A visit to London a couple of years ago, and the sight of the vast Westfield shopping centre obliterating bits of Shepherd's Bush that he knew well, made him want to reconnect with the country that remains at the centre of his imagination. "I wanted to re-engage with a London that I felt I was drifting away from," he says.
The result is a portrait of three generations of Britons - his parents', his own, and that of the children he never had; a book at once intimate and broad; small lives on a big canvas. "I could see an older generation who had grown up with one conception of what Britain was. That generation's - both black and white - conception of Britain is very different from my generation's conception of Britain, and in turn the new generation of kids have an entirely different conception of Britain and a different conception of self as a result. It was an interesting moment to be able to see three different ideas of Britain trying to grapple with each other and occupy the same space."
Friday, May 22, 2009

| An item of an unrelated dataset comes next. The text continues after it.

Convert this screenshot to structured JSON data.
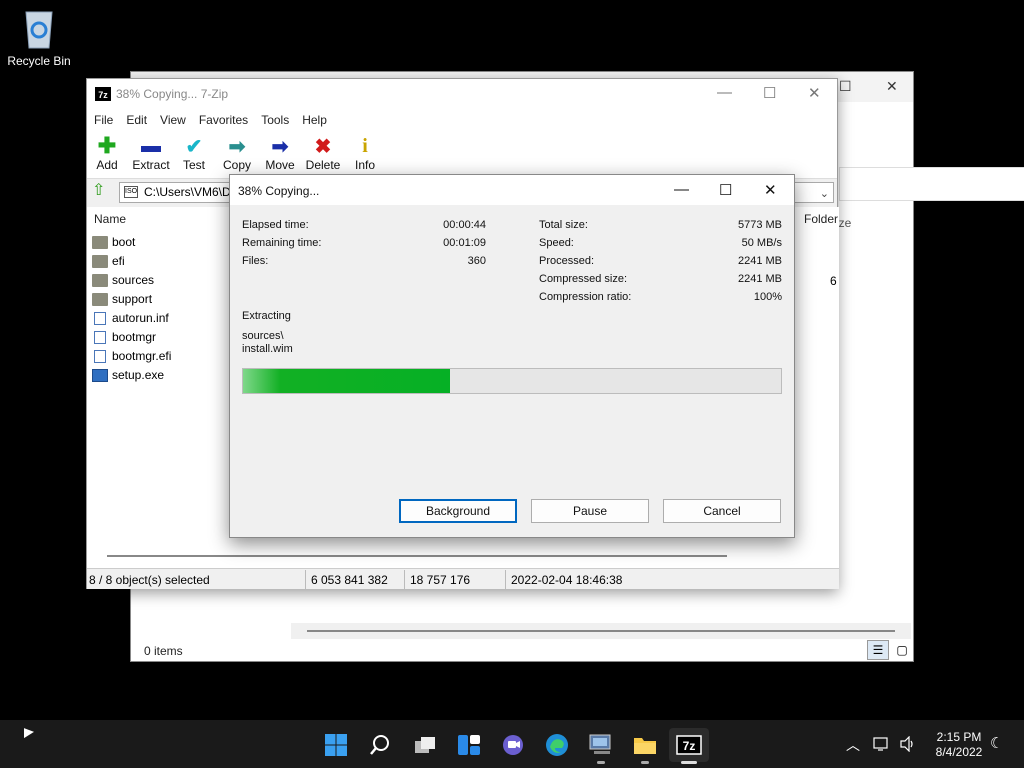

In The Guardian, Stephen Moss talks to Caryl Phillips about his new novel, In the Falling Snow.